Update: The special support asked for in this column has now been provided by RBI. Read details here: RBI moves to protect debt fund investors
There's a liquidity crisis brewing in India's debt mutual funds. Last week's shuttering of six funds by Franklin Templeton, which froze Rs 30,000 crore of investor money, could just be the first chapter of the story. This crisis is in the process of developing into a run on the 11.65 lakh crore of debt assets which the industry manages. Since the underlying bond markets are almost frozen, mutual funds will inevitably freeze more and more debt funds, making this money inaccessible to investors.

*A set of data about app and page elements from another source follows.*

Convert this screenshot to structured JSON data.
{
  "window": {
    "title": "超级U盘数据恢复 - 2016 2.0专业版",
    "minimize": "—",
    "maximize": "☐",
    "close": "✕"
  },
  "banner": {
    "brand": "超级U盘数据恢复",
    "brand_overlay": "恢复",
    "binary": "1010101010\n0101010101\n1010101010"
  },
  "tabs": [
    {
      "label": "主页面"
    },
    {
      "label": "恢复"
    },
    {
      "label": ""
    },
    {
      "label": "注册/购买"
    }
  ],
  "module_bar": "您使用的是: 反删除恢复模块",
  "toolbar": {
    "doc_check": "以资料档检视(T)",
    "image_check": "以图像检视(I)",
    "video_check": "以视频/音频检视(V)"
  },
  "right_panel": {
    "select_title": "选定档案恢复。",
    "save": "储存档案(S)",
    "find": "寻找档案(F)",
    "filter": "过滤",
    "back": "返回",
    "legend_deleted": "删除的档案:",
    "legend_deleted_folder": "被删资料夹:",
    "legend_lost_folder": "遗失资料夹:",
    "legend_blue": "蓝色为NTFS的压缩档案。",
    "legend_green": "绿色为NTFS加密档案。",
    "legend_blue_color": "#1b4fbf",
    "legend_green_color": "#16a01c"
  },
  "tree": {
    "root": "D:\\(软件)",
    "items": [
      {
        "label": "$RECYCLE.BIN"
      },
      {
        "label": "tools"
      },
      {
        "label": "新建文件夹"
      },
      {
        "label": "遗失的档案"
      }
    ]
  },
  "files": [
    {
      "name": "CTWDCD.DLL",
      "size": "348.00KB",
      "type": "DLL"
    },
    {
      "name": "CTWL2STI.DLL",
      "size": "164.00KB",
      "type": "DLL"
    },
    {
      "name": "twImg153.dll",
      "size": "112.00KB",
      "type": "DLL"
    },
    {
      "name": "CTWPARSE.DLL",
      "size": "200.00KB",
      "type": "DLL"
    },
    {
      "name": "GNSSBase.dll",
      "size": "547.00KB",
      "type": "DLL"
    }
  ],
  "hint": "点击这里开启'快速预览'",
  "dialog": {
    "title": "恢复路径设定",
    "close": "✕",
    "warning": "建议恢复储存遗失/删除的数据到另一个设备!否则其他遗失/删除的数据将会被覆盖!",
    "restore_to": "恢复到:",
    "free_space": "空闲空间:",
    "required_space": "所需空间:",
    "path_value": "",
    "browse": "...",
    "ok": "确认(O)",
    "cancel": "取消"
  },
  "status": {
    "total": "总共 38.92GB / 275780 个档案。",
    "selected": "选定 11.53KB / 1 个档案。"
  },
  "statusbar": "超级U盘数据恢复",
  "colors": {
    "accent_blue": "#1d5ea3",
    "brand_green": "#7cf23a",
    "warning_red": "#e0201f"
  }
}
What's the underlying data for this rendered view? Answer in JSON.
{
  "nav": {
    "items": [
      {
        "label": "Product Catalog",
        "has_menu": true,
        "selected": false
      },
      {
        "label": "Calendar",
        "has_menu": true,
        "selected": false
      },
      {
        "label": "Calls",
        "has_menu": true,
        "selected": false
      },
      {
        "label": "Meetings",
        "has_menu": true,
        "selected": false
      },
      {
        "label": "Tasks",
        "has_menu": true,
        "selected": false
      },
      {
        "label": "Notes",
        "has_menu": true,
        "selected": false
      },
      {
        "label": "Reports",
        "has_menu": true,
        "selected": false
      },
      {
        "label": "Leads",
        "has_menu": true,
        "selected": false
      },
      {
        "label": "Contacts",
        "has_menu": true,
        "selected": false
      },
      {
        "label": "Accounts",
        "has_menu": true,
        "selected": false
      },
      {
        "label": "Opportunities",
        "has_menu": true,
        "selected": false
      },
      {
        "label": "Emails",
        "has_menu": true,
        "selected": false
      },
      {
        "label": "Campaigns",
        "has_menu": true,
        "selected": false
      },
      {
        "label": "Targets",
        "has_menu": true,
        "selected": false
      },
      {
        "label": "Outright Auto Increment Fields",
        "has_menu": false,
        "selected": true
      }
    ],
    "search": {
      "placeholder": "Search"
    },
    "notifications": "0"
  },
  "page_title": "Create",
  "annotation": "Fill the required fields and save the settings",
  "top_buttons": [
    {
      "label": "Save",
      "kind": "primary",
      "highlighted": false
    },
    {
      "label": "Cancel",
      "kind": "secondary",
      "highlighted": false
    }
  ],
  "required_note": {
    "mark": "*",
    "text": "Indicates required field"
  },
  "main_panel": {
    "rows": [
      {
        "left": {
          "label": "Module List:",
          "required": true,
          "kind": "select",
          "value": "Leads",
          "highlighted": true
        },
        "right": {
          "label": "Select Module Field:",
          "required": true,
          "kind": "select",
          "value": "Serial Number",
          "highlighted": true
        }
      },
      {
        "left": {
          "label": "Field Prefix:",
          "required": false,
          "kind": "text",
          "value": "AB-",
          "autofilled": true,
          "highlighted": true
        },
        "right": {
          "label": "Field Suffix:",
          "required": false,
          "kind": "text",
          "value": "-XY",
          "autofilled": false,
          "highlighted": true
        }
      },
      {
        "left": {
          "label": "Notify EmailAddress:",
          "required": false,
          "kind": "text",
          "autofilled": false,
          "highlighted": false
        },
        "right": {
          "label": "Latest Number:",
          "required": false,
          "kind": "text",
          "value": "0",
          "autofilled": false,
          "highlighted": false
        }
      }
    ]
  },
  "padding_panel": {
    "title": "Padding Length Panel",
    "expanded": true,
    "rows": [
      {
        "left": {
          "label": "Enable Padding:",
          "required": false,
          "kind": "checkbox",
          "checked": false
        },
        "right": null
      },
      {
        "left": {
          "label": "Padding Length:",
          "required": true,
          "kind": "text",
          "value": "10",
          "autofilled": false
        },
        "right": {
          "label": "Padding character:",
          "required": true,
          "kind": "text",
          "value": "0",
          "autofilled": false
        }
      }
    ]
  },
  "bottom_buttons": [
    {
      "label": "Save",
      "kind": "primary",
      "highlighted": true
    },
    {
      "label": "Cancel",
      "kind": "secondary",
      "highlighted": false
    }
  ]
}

The biggest problem is that in debt funds, the 'investors' are mostly businesses who have parked this money with funds for quick access. If this market freezes, then it amounts to businesses having their money locked away suddenly at a time when the country's economy least needs it.
In this part of the mutual fund market, the investors are not rich individuals who can just postpone expenses. Instead, they are businesses who need this money on demand to pay salaries, buy raw materials, keep operations running and ship goods. They need it when they need it. The Covid shutdown is the biggest crisis most businesses have ever faced, and if access to their own money is delayed by a month or two, it's no use--the damage will be done.
Like any run on a financial market, this is a crisis of belief. If people believe that a market is shaky then that belief itself will trigger actions that will make it shaky. The good thing is that the opposite is also true. If such a belief is countered quickly then all it takes is some assurance and the crisis can just evaporate.
It's important to note that Franklin Templeton had to block investors' access to their money not because the underlying investments turned bad but because of a wave of panicked redemptions. If there is a public assurance that redemptions will be met, then that itself will calm things down.
For those who think that this will be a government rescue of private individuals, that's simply not true. Something similar happened in the case of the original UTI crisis re US64, where the investments were rescued, AND the government eventually made very good returns out of the backstop it provided. In 2008-09 as well in 2013, RBI opened a special channel to provide liquidity to mutual funds and those episodes ended quite well.
It's unfortunate that such a reassurance was not forthcoming before these funds had to be frozen. This crisis could have been stopped before it started. That can still be done, and one hopes that the right choice will be made.